How does the brain work?
For all of the experiments that have been conducted, we’ve established that the brain is essentially a computer whose purpose is to process the input from our senses and catalog stimuli. Using an almost infinite combination of neural nets and associations, it then attempts to predict what will happen in the future. Ideally, this access to the future keeps the human being one step ahead of potential danger, ensuring happy and healthy survival. The process of association begins very early in life with the basics of learning to seek pleasure and avoid pain. This is the skeletal frame of our individual philosophies and the events that form this frame are as unique as we are. Like paper Mache, the nuances of our experience are layered upon this frame to create the world view upon which we lead our lives.
Why do we continually make the same decisions?

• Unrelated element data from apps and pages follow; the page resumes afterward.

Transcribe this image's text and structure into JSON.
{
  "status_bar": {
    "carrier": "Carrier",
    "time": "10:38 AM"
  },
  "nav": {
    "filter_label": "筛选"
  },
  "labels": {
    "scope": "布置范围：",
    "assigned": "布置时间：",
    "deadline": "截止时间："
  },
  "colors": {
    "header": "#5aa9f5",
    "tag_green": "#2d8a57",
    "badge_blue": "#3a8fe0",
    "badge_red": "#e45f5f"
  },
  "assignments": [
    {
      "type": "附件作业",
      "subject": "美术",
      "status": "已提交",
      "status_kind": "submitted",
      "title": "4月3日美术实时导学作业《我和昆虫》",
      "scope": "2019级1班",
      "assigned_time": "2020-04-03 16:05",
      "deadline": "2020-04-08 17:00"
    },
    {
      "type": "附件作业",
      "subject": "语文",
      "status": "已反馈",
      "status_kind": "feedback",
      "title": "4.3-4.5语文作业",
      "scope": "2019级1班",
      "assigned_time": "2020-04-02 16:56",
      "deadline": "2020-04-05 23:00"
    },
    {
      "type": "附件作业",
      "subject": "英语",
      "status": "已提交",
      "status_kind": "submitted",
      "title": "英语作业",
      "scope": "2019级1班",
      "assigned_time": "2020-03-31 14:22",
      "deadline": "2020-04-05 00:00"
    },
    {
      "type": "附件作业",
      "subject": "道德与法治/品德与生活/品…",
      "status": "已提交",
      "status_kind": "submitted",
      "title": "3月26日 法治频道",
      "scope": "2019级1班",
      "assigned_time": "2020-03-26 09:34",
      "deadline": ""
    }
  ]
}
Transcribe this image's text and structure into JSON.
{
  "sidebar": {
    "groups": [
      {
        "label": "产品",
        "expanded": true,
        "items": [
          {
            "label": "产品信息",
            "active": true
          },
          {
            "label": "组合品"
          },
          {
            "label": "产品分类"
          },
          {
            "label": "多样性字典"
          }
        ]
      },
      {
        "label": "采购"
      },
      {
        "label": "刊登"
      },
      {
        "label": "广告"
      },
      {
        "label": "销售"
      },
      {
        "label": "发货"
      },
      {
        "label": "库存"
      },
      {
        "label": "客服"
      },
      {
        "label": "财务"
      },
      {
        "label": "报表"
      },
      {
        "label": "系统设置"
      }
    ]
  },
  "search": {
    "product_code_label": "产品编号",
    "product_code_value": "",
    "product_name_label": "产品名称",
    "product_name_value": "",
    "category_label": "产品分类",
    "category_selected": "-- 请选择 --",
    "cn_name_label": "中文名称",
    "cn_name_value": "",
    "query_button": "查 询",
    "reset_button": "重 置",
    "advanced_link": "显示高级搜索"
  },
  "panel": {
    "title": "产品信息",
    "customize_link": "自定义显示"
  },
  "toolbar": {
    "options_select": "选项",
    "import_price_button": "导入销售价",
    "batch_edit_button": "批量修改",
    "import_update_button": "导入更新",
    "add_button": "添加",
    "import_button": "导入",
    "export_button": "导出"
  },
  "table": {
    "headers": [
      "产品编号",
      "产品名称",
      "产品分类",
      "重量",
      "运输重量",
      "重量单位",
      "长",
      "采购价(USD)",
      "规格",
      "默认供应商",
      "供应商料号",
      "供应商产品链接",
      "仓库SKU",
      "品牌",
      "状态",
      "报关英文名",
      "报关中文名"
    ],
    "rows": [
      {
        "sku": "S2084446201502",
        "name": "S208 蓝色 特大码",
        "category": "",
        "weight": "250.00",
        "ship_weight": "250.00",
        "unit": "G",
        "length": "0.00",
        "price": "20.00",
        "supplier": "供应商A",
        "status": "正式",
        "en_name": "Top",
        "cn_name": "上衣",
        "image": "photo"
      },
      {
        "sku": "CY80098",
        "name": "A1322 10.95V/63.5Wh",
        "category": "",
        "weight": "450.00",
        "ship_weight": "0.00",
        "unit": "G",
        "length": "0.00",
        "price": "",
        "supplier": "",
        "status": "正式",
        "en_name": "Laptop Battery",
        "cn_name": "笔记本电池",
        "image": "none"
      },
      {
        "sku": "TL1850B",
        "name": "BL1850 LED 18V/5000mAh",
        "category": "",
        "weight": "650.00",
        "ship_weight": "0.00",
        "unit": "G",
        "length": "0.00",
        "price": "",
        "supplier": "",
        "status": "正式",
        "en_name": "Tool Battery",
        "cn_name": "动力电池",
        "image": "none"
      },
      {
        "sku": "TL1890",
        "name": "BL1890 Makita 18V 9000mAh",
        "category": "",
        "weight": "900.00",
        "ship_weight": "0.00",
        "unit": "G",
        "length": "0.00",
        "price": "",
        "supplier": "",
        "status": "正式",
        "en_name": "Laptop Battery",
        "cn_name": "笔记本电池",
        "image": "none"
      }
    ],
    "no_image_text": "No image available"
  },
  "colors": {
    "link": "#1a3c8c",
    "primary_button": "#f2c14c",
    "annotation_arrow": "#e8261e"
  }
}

While the potential combinations of neural networks are almost infinite, for convenience sake, patterns do appear. The properties of frequent experience are noted to streamline the brains cataloging process. For instance, if X=Happiness, then the brain spends nearly all of its spare resources (those resources that aren’t allocated for autonomic survival functions) solving for X. As with any efficient computer, solving for a desired result also involves identifying that which isn’t the desired result. For instance, a child intrinsically knows that pleasure is the result of a lack of pain and visa versa. If that same child learns that speaking his mind results in pain, he will naturally learn to derive pleasure from not speaking his mind. While this may be a variable in the mind of another, for this individual it is a constant. Whether it is an empirical truth or merely perception makes no difference as far as the brain is concerned; it is, nevertheless, a foundation of his brain’s operating system. These “constants” can appear at every stage of the brain’s development from a bend in the frame to a wrinkle in a final layer of paper Mache, and when they do, they assure that nearly every beginning of a series of choices shares a common starting point. In most cases, the same starting point results in a similar finish. This could account for the fact that we constantly seek the same relationships, occupations and diversions and if they happen to be dysfunctional or unfulfilling in the end, well, so be it. That’s just reality…as we know it.
What is improvisation?
In recent years, improvisational theater or “Improv” has become a cottage industry. Today, it is commonly recognized as a medium of performance in and of itself, but it wasn’t always so. At its rudimentary level, Improv is the art of being. Improv is how the brain experiments. Using all of our five senses (and perhaps some unnumbered, intuitive senses) the brain reaches out to sample its surroundings. Then, it attempts to affect its surroundings with action, speech or touch. It then marks the reaction and begins the experiment anew. This experimental dance is that of action and reaction and, in its purest form, exists without supposition or prejudice. In the infinitesimal blink of time that we call “now,” we improvise…all of us…always. Without knowing it, children display an uncanny affinity for improvisation as their lives are almost purely experimentation.
Where did this skill go?
As the brain catalogs, the questions about our world are replaced with that which we perceive as answers, and that which we yearn to know is supplanted by that which we already do. Files of curiosity get filled to capacity, and the files we access often are placed at the top of the pile. Our lives no longer allow for experimentation because our culture demands results. The time comes in all of our lives for our brain’s world view to be put to task; ready or not, for better or worse. The echoes of pain line our path and keep us focused, and we rely on what we know as we race towards the finish, spurred on by our sense of impending mortality. These echoes of pain are a Governor that keeps us on the straight and narrow. This Governor is neither good nor bad, but, by virtue of its definition, it is designed to limit us.
Is Improv really necessary?
No. Whether or not you choose to acknowledge Improv, bidden or unbidden, the finish will come.
What are the benefits of Improv?
Later in life, Improv can serve as a valuable reassessment of our world view. Often we wish that we could access our past with “what we know now.” In a fashion, Improv can provide that. In the stillness of sincerity and the purity of the unspoiled “now,” we can enjoy an insight that is but a blur at our life’s present pace. Where exactly are we “now?” Is our brain’s world view serving us like it should, or is the operating system outdated? Were our fears justified? What was the source of our desires? Have we grown beyond the limits of the Governor that once protected us from embarrassment and harm? While the answers to these questions are unique to the individual, Improv can serve as a valuable tool to anyone who chooses to wield it.